This doesn’t even address the effect all of this federal de-stimulus (I made up that phrase!) will have on the macro economy. Will it push us back into recession? We don’t know. We have a very large economy and we do not really know if raising taxes hurts or helps. When the Congressional Budget Office says the “fiscal cliff” will cut some amount they calculate to one tenth of a percentage point off the growth of the economy, they are making a calculation that simply cannot be made. It is just child’s play. The effects of economic events are extremely difficult to measure, and their magnitudes are impossible to measure in advance or even in retrospect. There are, as Hayek said, just too many different factors operating at once to say which factor had which effect and how much it was.
In the meantime, there is a lesson here for policy makers: do not embark upon large fiscal policy ventures without having some idea of the effects.
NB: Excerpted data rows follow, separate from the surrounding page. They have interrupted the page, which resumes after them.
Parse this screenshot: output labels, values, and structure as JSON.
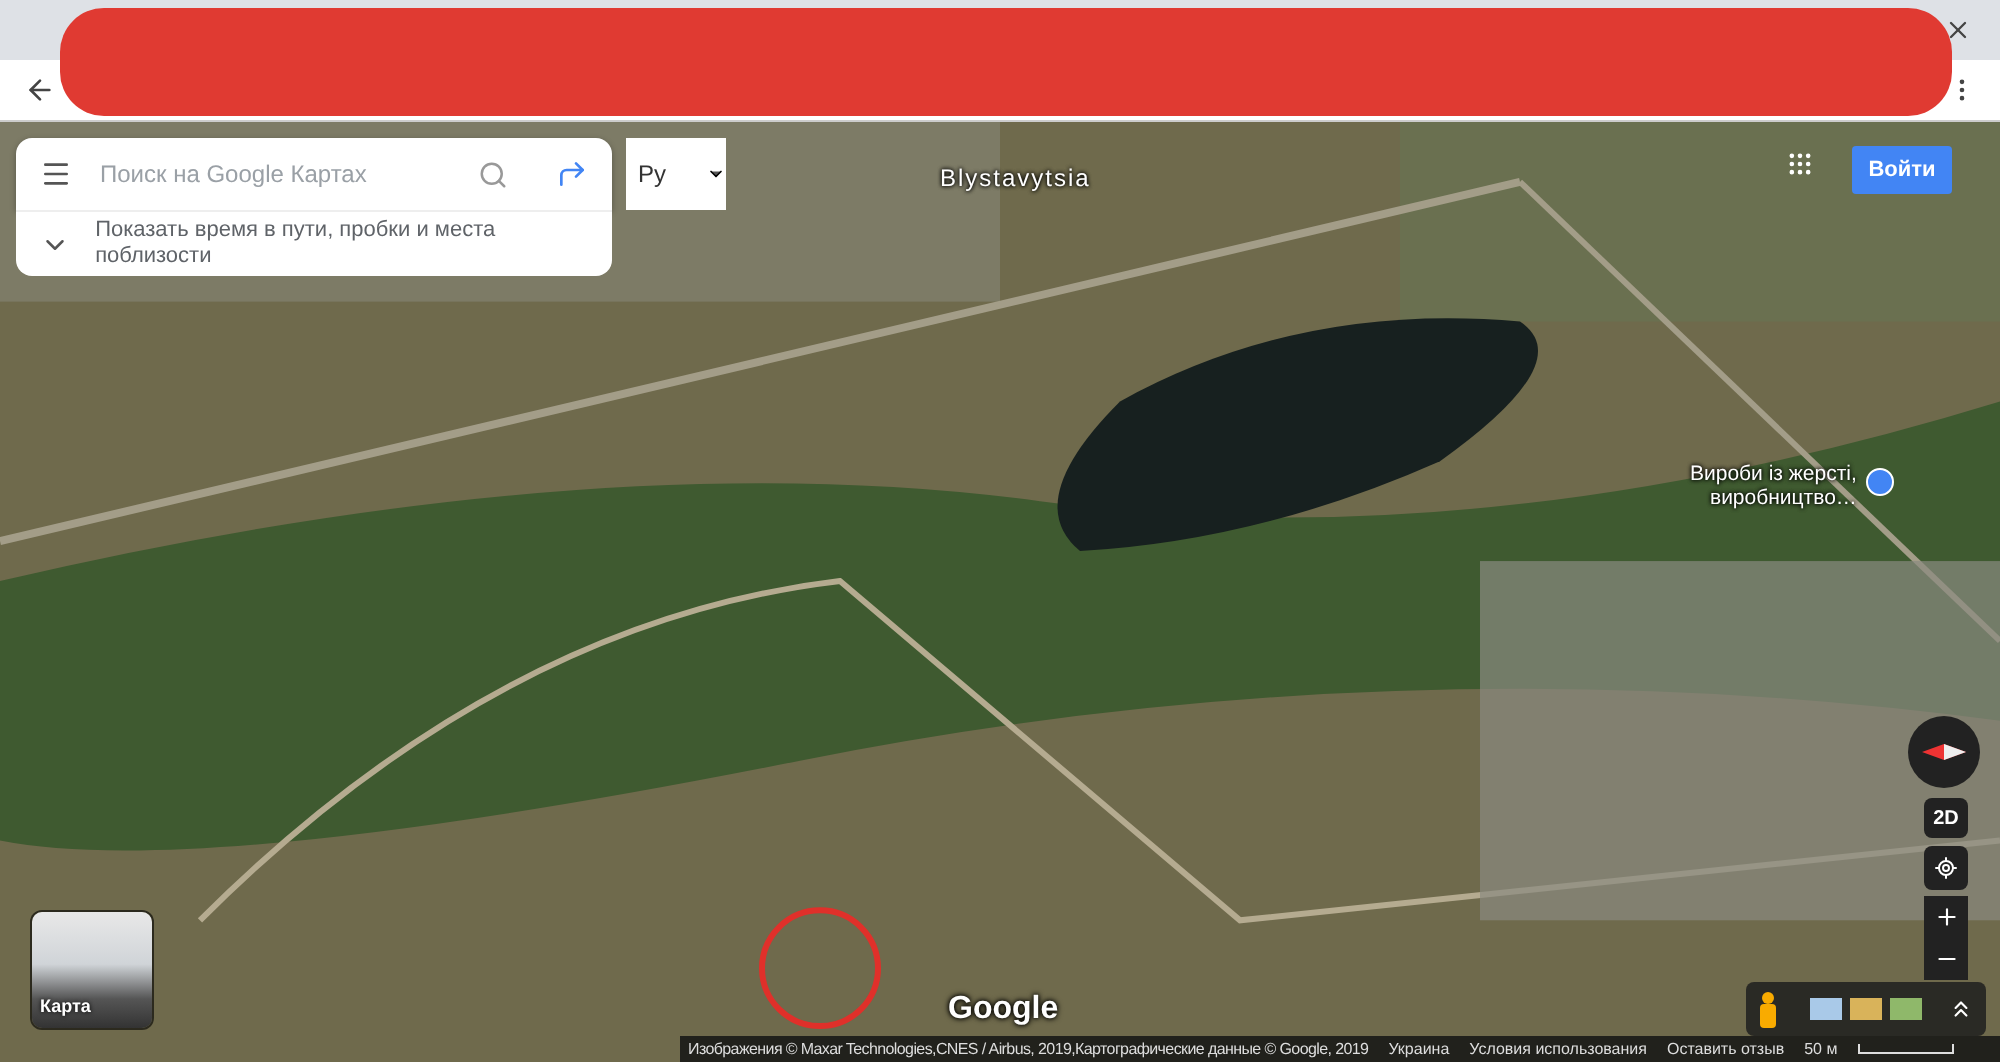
{
  "search": {
    "placeholder": "Поиск на Google Картах"
  },
  "travel_hint": "Показать время в пути, пробки и места поблизости",
  "language": {
    "value": "Ру"
  },
  "sign_in": "Войти",
  "map_labels": [
    {
      "kind": "town",
      "lines": [
        "Blystavytsia"
      ]
    },
    {
      "kind": "place",
      "lines": [
        "Вироби із жерсті,",
        "виробництво…"
      ]
    }
  ],
  "logo": "Google",
  "layer_switch": "Карта",
  "view_toggle": "2D",
  "footer": {
    "links": [
      "Изображения © Maxar Technologies,CNES / Airbus, 2019,Картографические данные © Google, 2019",
      "Украина",
      "Условия использования",
      "Оставить отзыв"
    ],
    "scale": "50 м"
  }
}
This goes for tax rises, tax cuts, and above all, for defense cuts. It would be sad if the “fiscal cliff” pushed us into recession. It would be a catastrophe if it led to war for which we were ill prepared.
A man of faith in a godless age is hitting Americans where it hurts.
Mr. and Mrs. American Spectator Reader, let P.J. O’Rourke talk sense to your kids.
In Britain, defending your property can get you life.
It won’t take long for conservatives to scratch this presidential wannabe off their 2008 scorecard.
Was the President done in by the economy, or by the politics of the economy?